_Problem to solve_.
Exact repetition is required: reproduce every line of the data.

_Material for this exercise_.

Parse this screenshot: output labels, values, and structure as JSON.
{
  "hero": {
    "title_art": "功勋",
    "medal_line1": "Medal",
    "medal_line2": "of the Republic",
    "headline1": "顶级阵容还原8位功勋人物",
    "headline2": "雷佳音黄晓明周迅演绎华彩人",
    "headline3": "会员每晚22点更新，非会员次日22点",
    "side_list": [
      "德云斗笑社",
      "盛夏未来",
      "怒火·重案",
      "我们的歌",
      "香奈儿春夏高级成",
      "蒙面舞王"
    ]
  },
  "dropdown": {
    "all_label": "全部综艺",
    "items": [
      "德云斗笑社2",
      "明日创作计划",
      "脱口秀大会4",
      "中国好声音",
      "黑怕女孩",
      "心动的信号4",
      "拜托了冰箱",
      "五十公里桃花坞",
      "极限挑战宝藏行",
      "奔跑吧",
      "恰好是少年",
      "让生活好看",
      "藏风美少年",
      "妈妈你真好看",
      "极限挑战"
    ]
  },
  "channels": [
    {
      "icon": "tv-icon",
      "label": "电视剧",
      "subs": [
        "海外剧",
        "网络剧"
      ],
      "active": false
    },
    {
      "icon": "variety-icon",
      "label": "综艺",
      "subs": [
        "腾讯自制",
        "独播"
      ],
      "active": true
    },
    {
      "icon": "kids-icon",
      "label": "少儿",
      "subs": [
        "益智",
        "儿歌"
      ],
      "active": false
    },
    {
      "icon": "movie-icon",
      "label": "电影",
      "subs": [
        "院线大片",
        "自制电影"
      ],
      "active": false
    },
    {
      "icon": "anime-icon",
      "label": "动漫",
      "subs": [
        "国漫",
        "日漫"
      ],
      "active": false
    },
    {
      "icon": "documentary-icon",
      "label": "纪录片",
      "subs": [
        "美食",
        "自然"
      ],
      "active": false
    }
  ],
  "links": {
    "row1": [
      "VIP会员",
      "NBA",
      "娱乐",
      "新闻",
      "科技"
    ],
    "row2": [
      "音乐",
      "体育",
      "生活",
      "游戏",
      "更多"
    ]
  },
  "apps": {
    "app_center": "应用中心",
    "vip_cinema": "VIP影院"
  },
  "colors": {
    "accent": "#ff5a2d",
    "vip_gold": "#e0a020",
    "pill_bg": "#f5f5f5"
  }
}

_Answer for this exercise_.
Parse this screenshot: output labels, values, and structure as JSON.
{
  "hero": {
    "title_art": "功勋",
    "medal_line1": "Medal",
    "medal_line2": "of the Republic",
    "headline1": "顶级阵容还原8位功勋人物",
    "headline2": "雷佳音黄晓明周迅演绎华彩人",
    "headline3": "会员每晚22点更新，非会员次日22点",
    "side_list": [
      "德云斗笑社",
      "盛夏未来",
      "怒火·重案",
      "我们的歌",
      "香奈儿春夏高级成",
      "蒙面舞王"
    ]
  },
  "dropdown": {
    "all_label": "全部综艺",
    "items": [
      "德云斗笑社2",
      "明日创作计划",
      "脱口秀大会4",
      "中国好声音",
      "黑怕女孩",
      "心动的信号4",
      "拜托了冰箱",
      "五十公里桃花坞",
      "极限挑战宝藏行",
      "奔跑吧",
      "恰好是少年",
      "让生活好看",
      "藏风美少年",
      "妈妈你真好看",
      "极限挑战"
    ]
  },
  "channels": [
    {
      "icon": "tv-icon",
      "label": "电视剧",
      "subs": [
        "海外剧",
        "网络剧"
      ],
      "active": false
    },
    {
      "icon": "variety-icon",
      "label": "综艺",
      "subs": [
        "腾讯自制",
        "独播"
      ],
      "active": true
    },
    {
      "icon": "kids-icon",
      "label": "少儿",
      "subs": [
        "益智",
        "儿歌"
      ],
      "active": false
    },
    {
      "icon": "movie-icon",
      "label": "电影",
      "subs": [
        "院线大片",
        "自制电影"
      ],
      "active": false
    },
    {
      "icon": "anime-icon",
      "label": "动漫",
      "subs": [
        "国漫",
        "日漫"
      ],
      "active": false
    },
    {
      "icon": "documentary-icon",
      "label": "纪录片",
      "subs": [
        "美食",
        "自然"
      ],
      "active": false
    }
  ],
  "links": {
    "row1": [
      "VIP会员",
      "NBA",
      "娱乐",
      "新闻",
      "科技"
    ],
    "row2": [
      "音乐",
      "体育",
      "生活",
      "游戏",
      "更多"
    ]
  },
  "apps": {
    "app_center": "应用中心",
    "vip_cinema": "VIP影院"
  },
  "colors": {
    "accent": "#ff5a2d",
    "vip_gold": "#e0a020",
    "pill_bg": "#f5f5f5"
  }
}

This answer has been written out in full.